Ah, thanks for catching this! A dependency went out of date. I'm pushing fixed versions to the repo, for now you can use these deps, it worked for me now:

"devDependencies": {
  "@babel/core": "^7.4.5",
  "@babel/preset-env": "^7.4.5",
  "autoprefixer": "^9.6.0",
  "node-sass": "^4.12.0",
  "nodemon": "^1.19.1",
  "npm-run-all": "^4.1.5",
  "postcss": "^7.0.17",
  "postcss-cli": "^6.1.2",
  "rollup": "^1.15.6",
  "rollup-plugin-babel": "^4.3.2",
  "rollup-plugin-postcss": "^2.0.3",
  "rollup-plugin-uglify": "^6.0.2",
  "rollup-plugin-wasm": "^3.0.0",
  "serve": "^11.0.2"
}

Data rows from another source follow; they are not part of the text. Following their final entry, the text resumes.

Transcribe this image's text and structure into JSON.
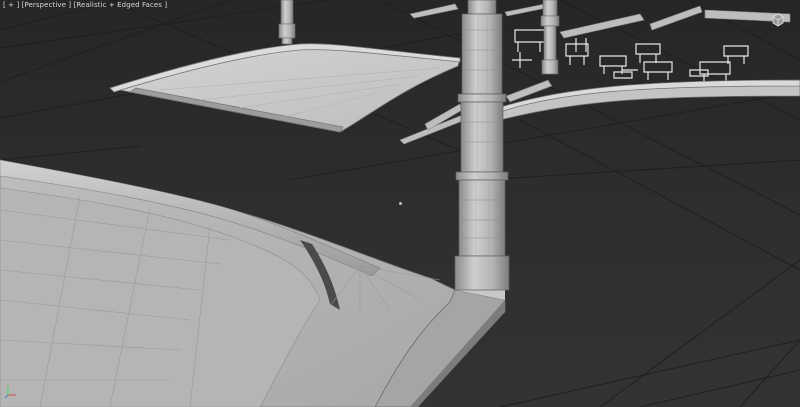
{
  "viewport": {
    "menu_plus": "[ + ]",
    "menu_view": "[Perspective ]",
    "menu_shading": "[Realistic + Edged Faces ]"
  },
  "colors": {
    "background": "#2b2b2b",
    "grid_line": "#1e1e1e",
    "model_light": "#c9c9c9",
    "model_mid": "#a9a9a9",
    "model_dark": "#6f6f6f",
    "label_text": "#d8d8d8"
  },
  "icons": {
    "viewcube": "viewcube-icon",
    "axis": "axis-tripod-icon"
  }
}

I'll update the post too.

Unless your problem wasnt

Browserslist: caniuse-lite is outdated. Please run next command `yarn upgrade caniuse-lite browserslist`
$ cp target/deploy/hunt.css release/ && cp target/deploy/hunt.wasm release/ && cp target/deploy/index.html release/ && cp target/deploy/favicon.ico release/
cp: cannot stat 'target/deploy/hunt.css': No such file or directory
error Command failed with exit code 1.

Was it something else?